Tropical Storm Isaac threatens eastern Caribbean

MIAMI, (Reuters) – Tropical Storm Isaac formed in the Atlantic Ocean today and was expected to strengthen into a hurricane later this week as it moves on projected path across most of the Caribbean, the U.S. National Hurricane Center said.

Isaac was centered 500 miles (805 km) east of the island of Guadeloupe. The storm had top winds of 40 miles per hour (64 km per hour) and is forecast to become a hurricane by Thursday as it approaches Puerto Rico.

Computer forecast models show the storm moving as a hurricane across parts of Puerto Rico and then the Dominican Republic, Haiti, Jamaica and a large swath of Cuba.

It was too early to know whether Isaac would threaten energy interests clustered in the Gulf of Mexico. Meteorologists at Weather Insight, a private forecasting company and a unit of Thomson Reuters, gave the storm a 60 percent chance of entering the Gulf as a hurricane.

The storm is expected to move west across the Caribbean this week and veer northwest, potentially putting Florida in its path.

Robbie Berg, a hurricane specialist at the hurricane center, said the storm’s path after its projected passing over Cuba on Sunday was unclear.

“Right now, it’s watch-and-see and monitor,” he said.

The center of Isaac, the ninth named storm of the Atlantic-Caribbean hurricane season, is expected to move through the central Lesser Antilles on Wednesday evening and emerge over the eastern Caribbean Sea on Thursday, the center said.

Tropical storm warnings were issued for the Caribbean islands of Martinique, Dominica, Guadeloupe, Antigua and parts of Curacao.

A tropical storm watch was also in effect for the British Virgin Islands, Puerto Rico and the U.S. Virgin Islands.

Hurricane expert Jeff Masters of private forecaster Weather Underground said most models appeared to agree on the storm’s path through the Caribbean over the next three days.

The storm, which began as Tropical Depression Nine before being upgraded to a tropical storm, will likely be followed closely by many in Florida, where the Republican National Convention will be held Aug. 27-30 in Tampa.

Masters said the chances of a hurricane forcing an evacuation during the convention were “probably near 2 percent.”

“It would take ‘perfect storm’ sort of conditions to all fall in place to bring Tropical Depression Nine to the doorstep of Tampa as a hurricane during the convention, but that is one of the possibilities the models have been suggesting could happen,” he said.

Comments  

Ramotar defends CGX agreement

Former President Donald Ramotar yesterday said that the contract he signed with Canadian oil explorer, CGX followed a template for all agreements clinched before petroleum was discovered in 2015 and its release is a “lame” attempt by the government to compare it with the 2016 one signed with ExxonMobil  following the major hydrocarbon discovery in 2015.

Workers of sugar divestment unit turned away from Enmore estate
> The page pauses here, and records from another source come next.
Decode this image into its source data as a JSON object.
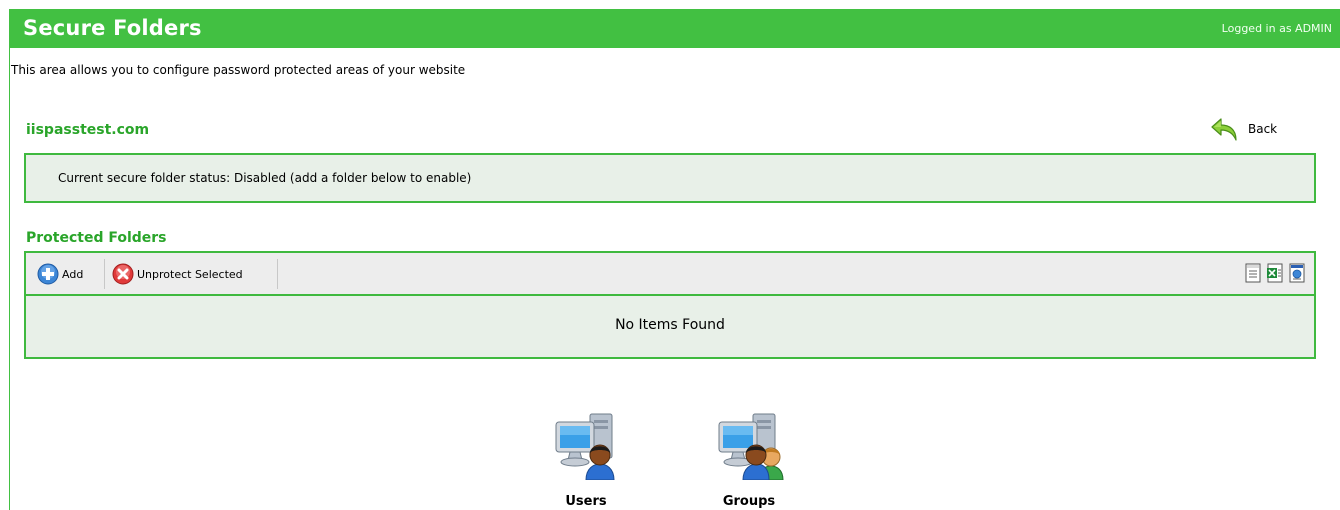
{
  "header": {
    "title": "Secure Folders",
    "login_text": "Logged in as ADMIN"
  },
  "description": "This area allows you to configure password protected areas of your website",
  "site_name": "iispasstest.com",
  "back_label": "Back",
  "status_text": "Current secure folder status: Disabled (add a folder below to enable)",
  "protected": {
    "title": "Protected Folders",
    "toolbar": {
      "add_label": "Add",
      "unprotect_label": "Unprotect Selected"
    },
    "empty_text": "No Items Found"
  },
  "tiles": {
    "users_label": "Users",
    "groups_label": "Groups"
  },
  "colors": {
    "brand_green": "#42c042",
    "panel_bg": "#e8f0e8",
    "link_green": "#2aa52a"
  }
}
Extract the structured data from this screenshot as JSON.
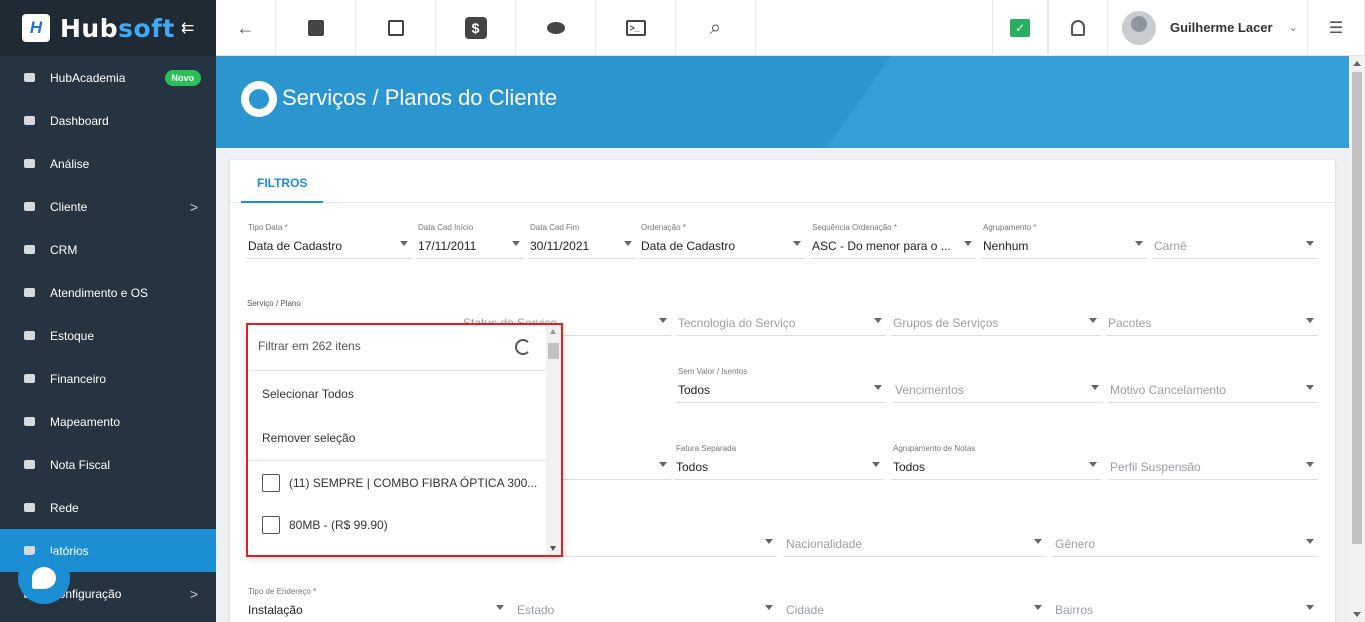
{
  "brand": {
    "part1": "Hub",
    "part2": "soft",
    "mark": "H"
  },
  "sidebar": {
    "items": [
      {
        "label": "HubAcademia",
        "icon": "book-icon",
        "badge": "Novo"
      },
      {
        "label": "Dashboard",
        "icon": "dashboard-icon"
      },
      {
        "label": "Análise",
        "icon": "pie-chart-icon"
      },
      {
        "label": "Cliente",
        "icon": "client-icon",
        "arrow": ">"
      },
      {
        "label": "CRM",
        "icon": "crm-icon"
      },
      {
        "label": "Atendimento e OS",
        "icon": "clock-icon"
      },
      {
        "label": "Estoque",
        "icon": "box-icon"
      },
      {
        "label": "Financeiro",
        "icon": "money-icon"
      },
      {
        "label": "Mapeamento",
        "icon": "map-pin-icon"
      },
      {
        "label": "Nota Fiscal",
        "icon": "invoice-icon"
      },
      {
        "label": "Rede",
        "icon": "network-icon"
      },
      {
        "label": "latórios",
        "icon": "report-icon"
      },
      {
        "label": "Configuração",
        "icon": "gear-icon",
        "arrow": ">"
      }
    ]
  },
  "topbar": {
    "back": "←",
    "dollar": "$",
    "terminal": ">_",
    "search": "⌕",
    "check": "✓",
    "bell": "🔔",
    "user_name": "Guilherme Lacer",
    "user_chevron": "⌄",
    "menu": "☰"
  },
  "page": {
    "title": "Serviços / Planos do Cliente"
  },
  "tabs": {
    "filtros": "FILTROS"
  },
  "filters": {
    "row1": [
      {
        "label": "Tipo Data *",
        "value": "Data de Cadastro"
      },
      {
        "label": "Data Cad Início",
        "value": "17/11/2011"
      },
      {
        "label": "Data Cad Fim",
        "value": "30/11/2021"
      },
      {
        "label": "Ordenação *",
        "value": "Data de Cadastro"
      },
      {
        "label": "Sequência Ordenação *",
        "value": "ASC - Do menor para o ..."
      },
      {
        "label": "Agrupamento *",
        "value": "Nenhum"
      },
      {
        "label": "",
        "placeholder": "Carnê"
      }
    ],
    "servico_label": "Serviço / Plano",
    "row2": [
      {
        "placeholder": "Status do Serviço"
      },
      {
        "placeholder": "Tecnologia do Serviço"
      },
      {
        "placeholder": "Grupos de Serviços"
      },
      {
        "placeholder": "Pacotes"
      }
    ],
    "row3": [
      {
        "label": "",
        "placeholder": ""
      },
      {
        "label": "Sem Valor / Isentos",
        "value": "Todos"
      },
      {
        "placeholder": "Vencimentos"
      },
      {
        "placeholder": "Motivo Cancelamento"
      }
    ],
    "row4": [
      {
        "placeholder": "a"
      },
      {
        "label": "Fatura Separada",
        "value": "Todos"
      },
      {
        "label": "Agrupamento de Notas",
        "value": "Todos"
      },
      {
        "placeholder": "Perfil Suspensão"
      }
    ],
    "row5": [
      {
        "placeholder": "ivil"
      },
      {
        "placeholder": "Nacionalidade"
      },
      {
        "placeholder": "Gênero"
      }
    ],
    "row6": [
      {
        "label": "Tipo de Endereço *",
        "value": "Instalação"
      },
      {
        "placeholder": "Estado"
      },
      {
        "placeholder": "Cidade"
      },
      {
        "placeholder": "Bairros"
      }
    ]
  },
  "dropdown": {
    "filter_placeholder": "Filtrar em 262 itens",
    "select_all": "Selecionar Todos",
    "remove_selection": "Remover seleção",
    "items": [
      {
        "label": "(11) SEMPRE | COMBO FIBRA ÓPTICA 300...",
        "checked": false
      },
      {
        "label": "80MB - (R$ 99.90)",
        "checked": false
      }
    ]
  }
}
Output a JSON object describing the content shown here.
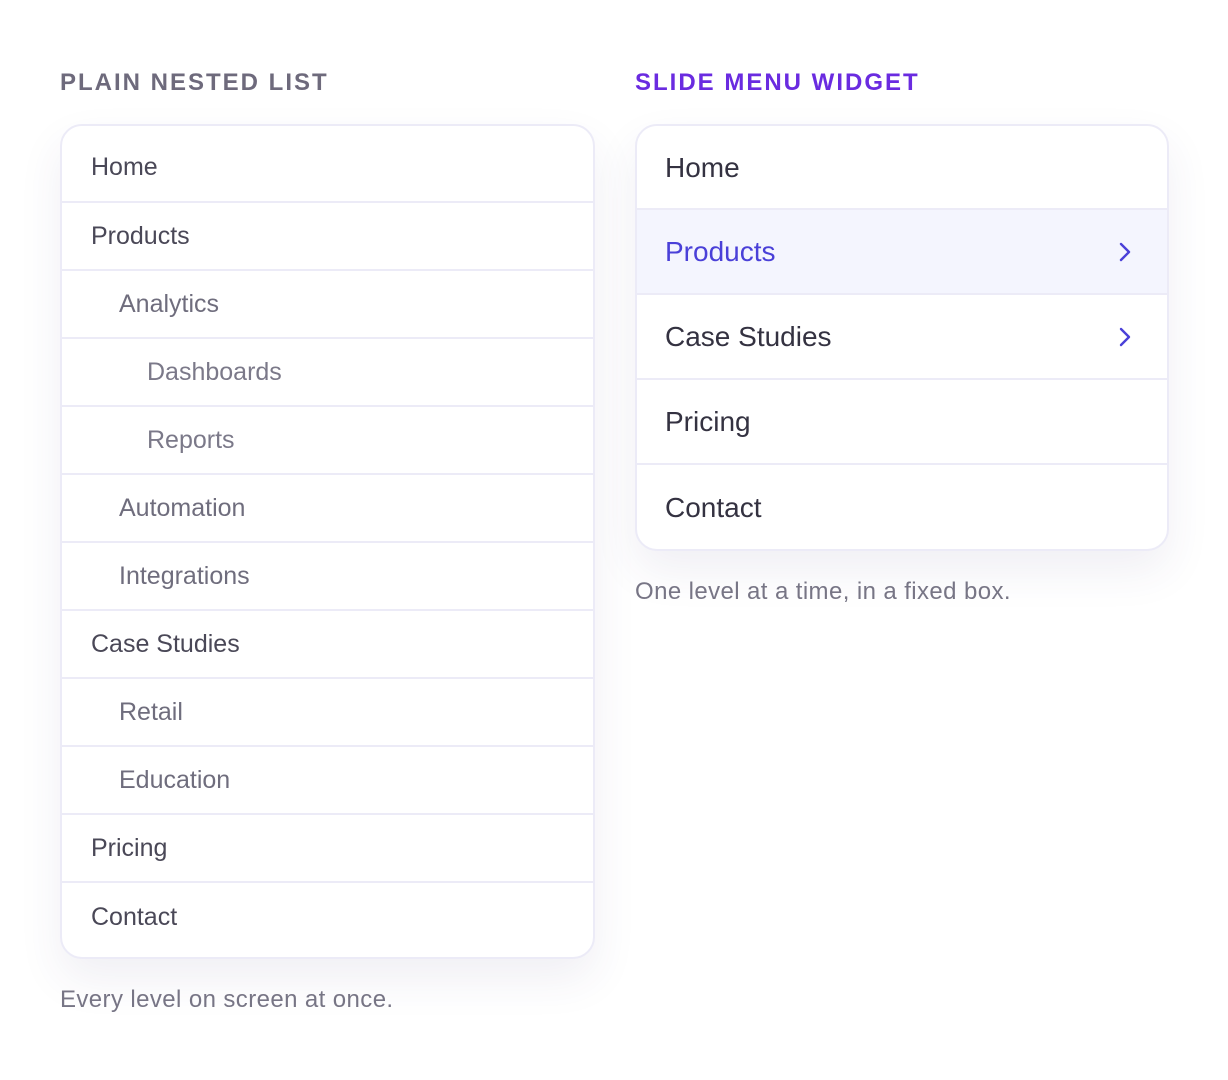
{
  "plain_panel": {
    "heading": "PLAIN NESTED LIST",
    "items": [
      {
        "label": "Home",
        "level": 0
      },
      {
        "label": "Products",
        "level": 0
      },
      {
        "label": "Analytics",
        "level": 1
      },
      {
        "label": "Dashboards",
        "level": 2
      },
      {
        "label": "Reports",
        "level": 2
      },
      {
        "label": "Automation",
        "level": 1
      },
      {
        "label": "Integrations",
        "level": 1
      },
      {
        "label": "Case Studies",
        "level": 0
      },
      {
        "label": "Retail",
        "level": 1
      },
      {
        "label": "Education",
        "level": 1
      },
      {
        "label": "Pricing",
        "level": 0
      },
      {
        "label": "Contact",
        "level": 0
      }
    ],
    "caption": "Every level on screen at once."
  },
  "slide_panel": {
    "heading": "SLIDE MENU WIDGET",
    "items": [
      {
        "label": "Home",
        "has_submenu": false,
        "active": false
      },
      {
        "label": "Products",
        "has_submenu": true,
        "active": true
      },
      {
        "label": "Case Studies",
        "has_submenu": true,
        "active": false
      },
      {
        "label": "Pricing",
        "has_submenu": false,
        "active": false
      },
      {
        "label": "Contact",
        "has_submenu": false,
        "active": false
      }
    ],
    "caption": "One level at a time, in a fixed box."
  },
  "icons": {
    "submenu_chevron": "chevron-right-icon"
  },
  "colors": {
    "accent": "#6a2be0",
    "active_text": "#4a40d8",
    "active_bg": "#f4f5fe",
    "border": "#ecebf7"
  }
}
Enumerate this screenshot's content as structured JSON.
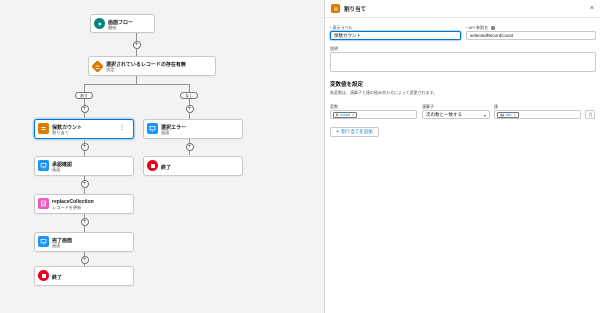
{
  "flow": {
    "start": {
      "title": "画面フロー",
      "sub": "開始"
    },
    "decision": {
      "title": "選択されているレコードの存在有無",
      "sub": "決定"
    },
    "branch_yes": "あり",
    "branch_no": "なし",
    "assign": {
      "title": "保数カウント",
      "sub": "割り当て"
    },
    "error_screen": {
      "title": "選択エラー",
      "sub": "画面"
    },
    "end_right": {
      "title": "終了"
    },
    "confirm_screen": {
      "title": "承認確認",
      "sub": "画面"
    },
    "replace": {
      "title": "replaceCollection",
      "sub": "レコードを更新"
    },
    "complete_screen": {
      "title": "完了画面",
      "sub": "画面"
    },
    "end_left": {
      "title": "終了"
    }
  },
  "panel": {
    "title": "割り当て",
    "label_field": {
      "label": "* 表示ラベル",
      "value": "保数カウント"
    },
    "api_field": {
      "label": "* API 参照名",
      "value": "selectedRecordCount"
    },
    "desc_field": {
      "label": "説明",
      "value": ""
    },
    "section_title": "変数値を設定",
    "section_desc": "各変数は、演算子と値の組み合わせによって変更されます。",
    "col_variable": "変数",
    "col_operator": "演算子",
    "col_value": "値",
    "row": {
      "variable": "count",
      "operator": "次の数と一致する",
      "value": "ids"
    },
    "add_button": "割り当てを追加"
  },
  "colors": {
    "start": "#0b827c",
    "decision": "#dd7a01",
    "assign": "#dd7a01",
    "screen": "#1b96ff",
    "end": "#ea001e",
    "record": "#e85fbf",
    "selected": "#0176d3"
  }
}
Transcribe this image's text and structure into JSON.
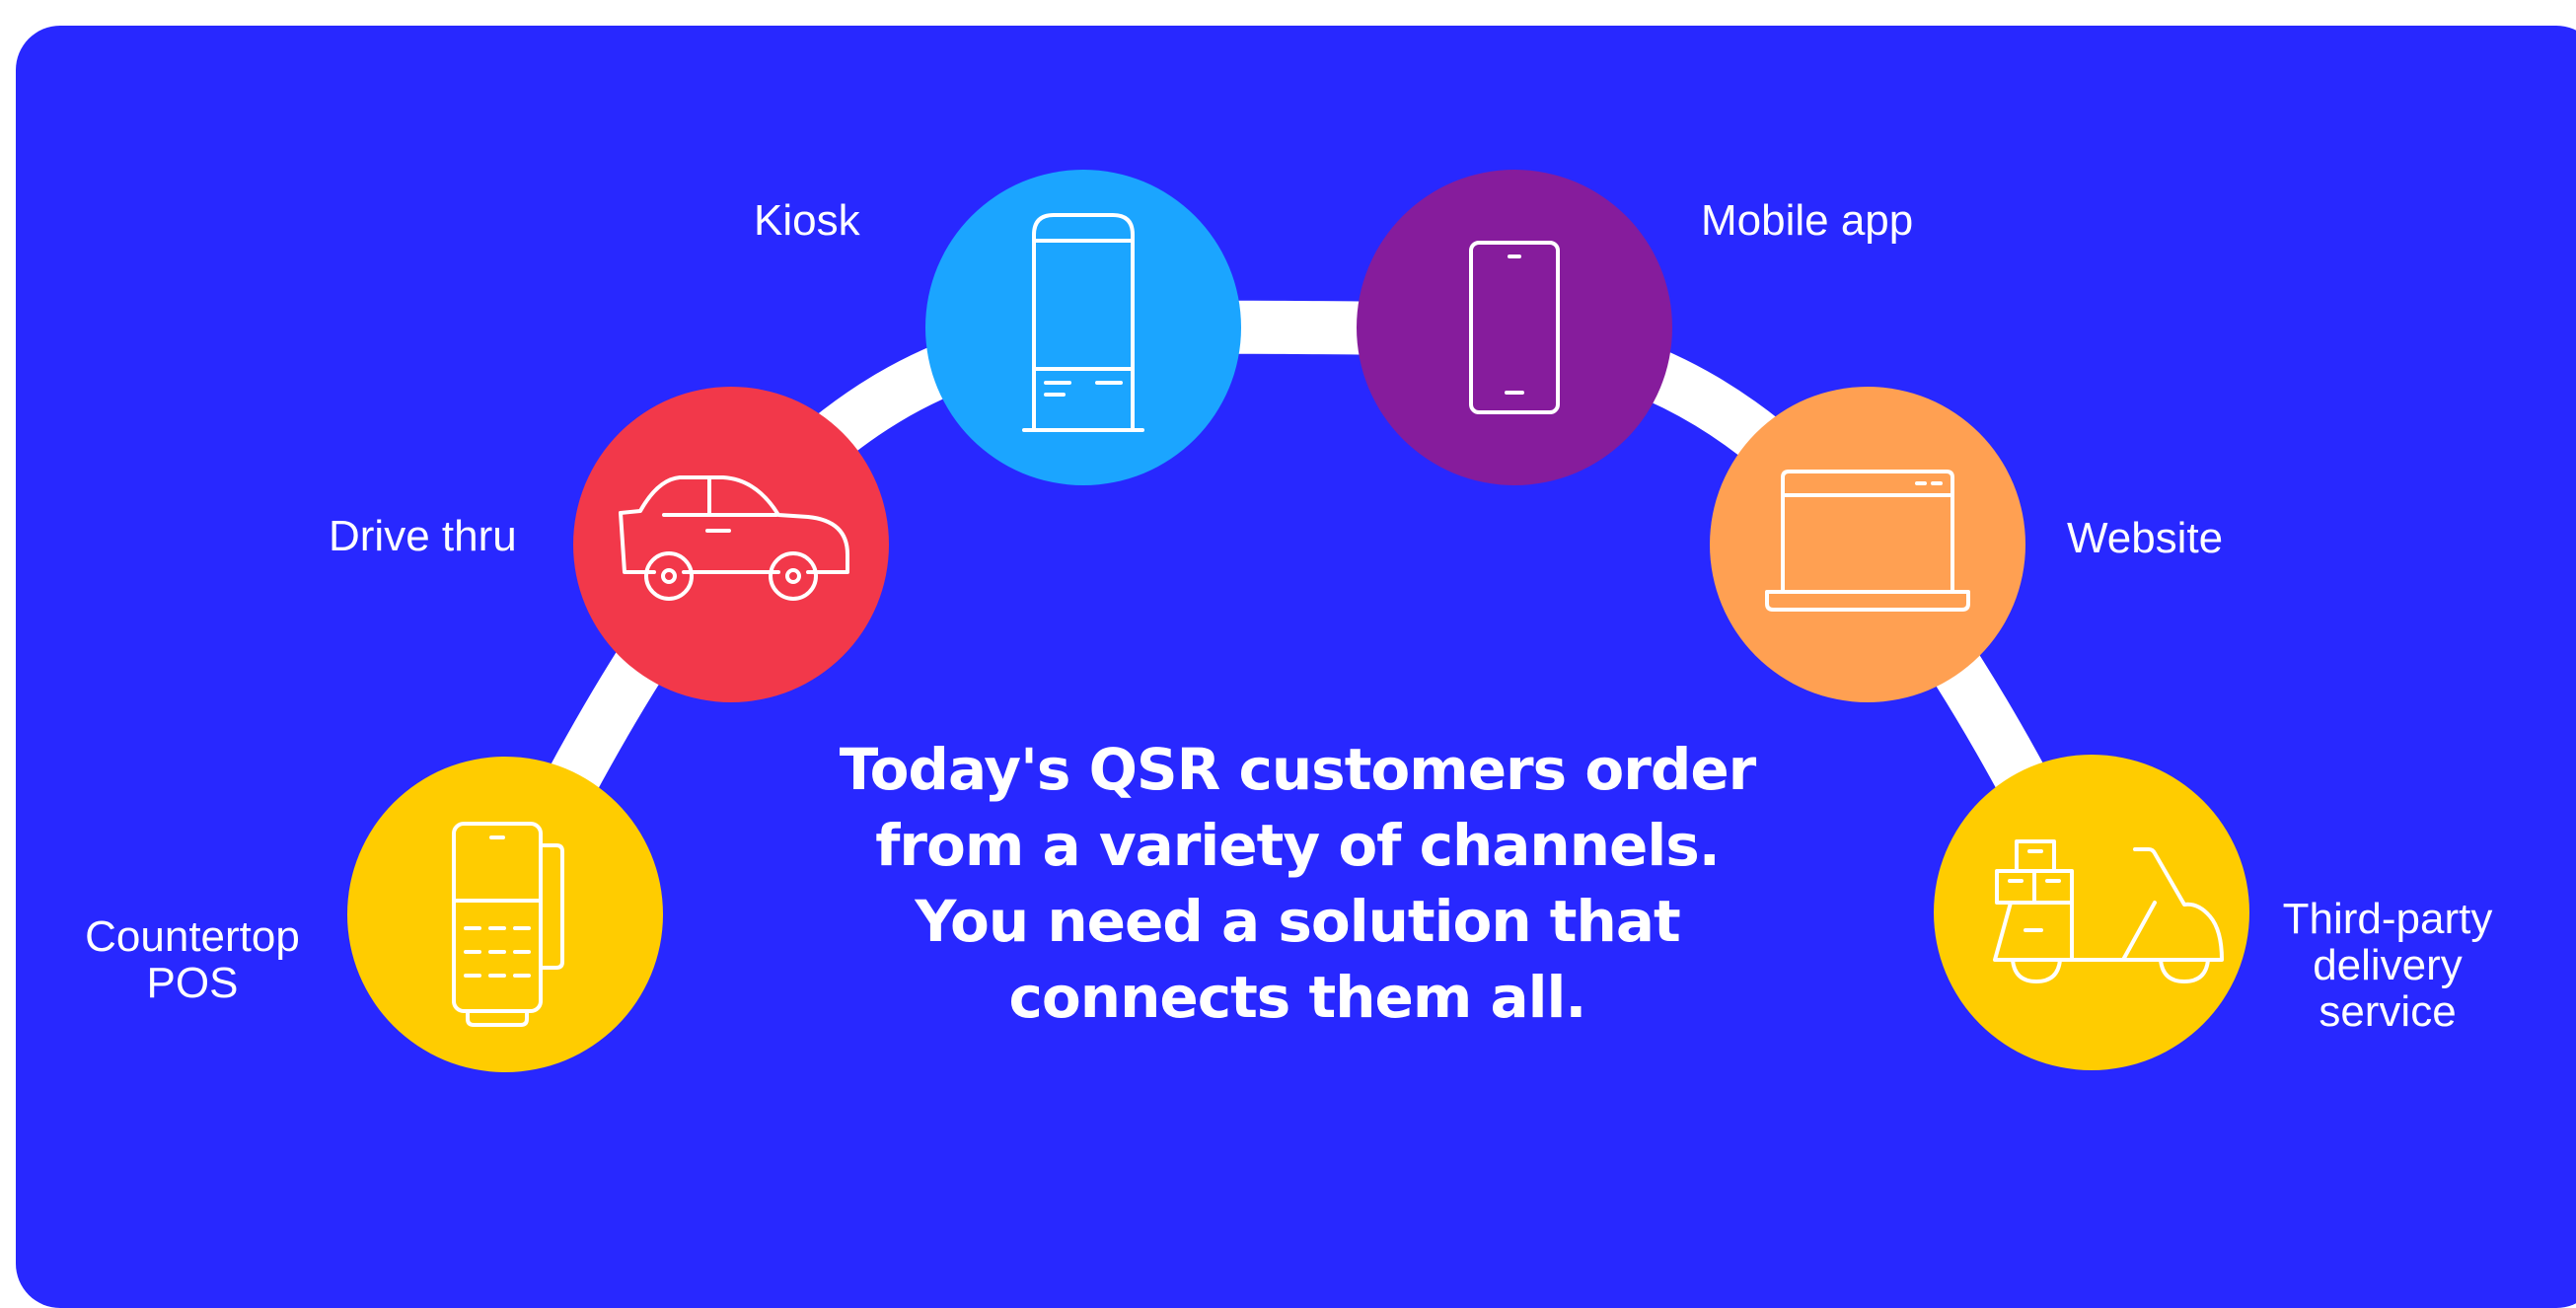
{
  "diagram": {
    "colors": {
      "background": "#2828FF",
      "arc": "#FFFFFF",
      "countertop_pos": "#FFCC00",
      "drive_thru": "#F2384A",
      "kiosk": "#1BA5FF",
      "mobile_app": "#861C9C",
      "website": "#FFA052",
      "third_party_delivery": "#FFCC00"
    },
    "channels": [
      {
        "id": "countertop_pos",
        "label_lines": [
          "Countertop",
          "POS"
        ],
        "icon": "payment-terminal-icon"
      },
      {
        "id": "drive_thru",
        "label": "Drive thru",
        "icon": "car-icon"
      },
      {
        "id": "kiosk",
        "label": "Kiosk",
        "icon": "kiosk-icon"
      },
      {
        "id": "mobile_app",
        "label": "Mobile app",
        "icon": "smartphone-icon"
      },
      {
        "id": "website",
        "label": "Website",
        "icon": "laptop-icon"
      },
      {
        "id": "third_party_delivery",
        "label_lines": [
          "Third-party",
          "delivery",
          "service"
        ],
        "icon": "delivery-scooter-icon"
      }
    ],
    "headline_lines": [
      "Today's QSR customers order",
      "from a variety of channels.",
      "You need a solution that",
      "connects them all."
    ]
  }
}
The Guyana Sugar Corporation and the Special Purpose Unit (SPU) of NICIL are at loggerheads again over control of the estates which last weekend saw GuySuCo security barring SPU contracted engineers and other workers from entering the Enmore Estate.

DJ dead, two hospitalised after West Berbice accident

A 21-year-old disc jockey lost his life during the wee hours of yesterday after the vehicle he was returning home in toppled several times before coming to a halt in a drain at Number 6 Village, West Coast Berbice (WCB).

Ann’s Grove woman dies in accident at Vreed-en-Hoop

An early Sunday morning vehicular accident on the Vreed-en- Hoop, West Coast Demerara public road has claimed the life of a 28-year-old  female, Donikel Campbelle 28, of Ann’s Grove, East Coast Demerara.

GBTI wins $56m judgment against supermarket builders

Two business owners, who claimed that they went ahead and constructed a supermarket with their own cash based on an oral assurance by the then Chief Executive of GBTI that the financial institution would have granted them a loan, have lost a High Court case and now have to repay the bank more than $56 million plus interest and costs.

Your browser is out-of-date!

Update your browser to view this website correctly.

We built stabroeknews.com using new technology. This makes our website faster, more feature rich and easier to use for 95% of our readers.
Unfortunately, your browser does not support some of these technologies. Click the button below and choose a modern browser to receive our intended user experience.

Update my browser now

×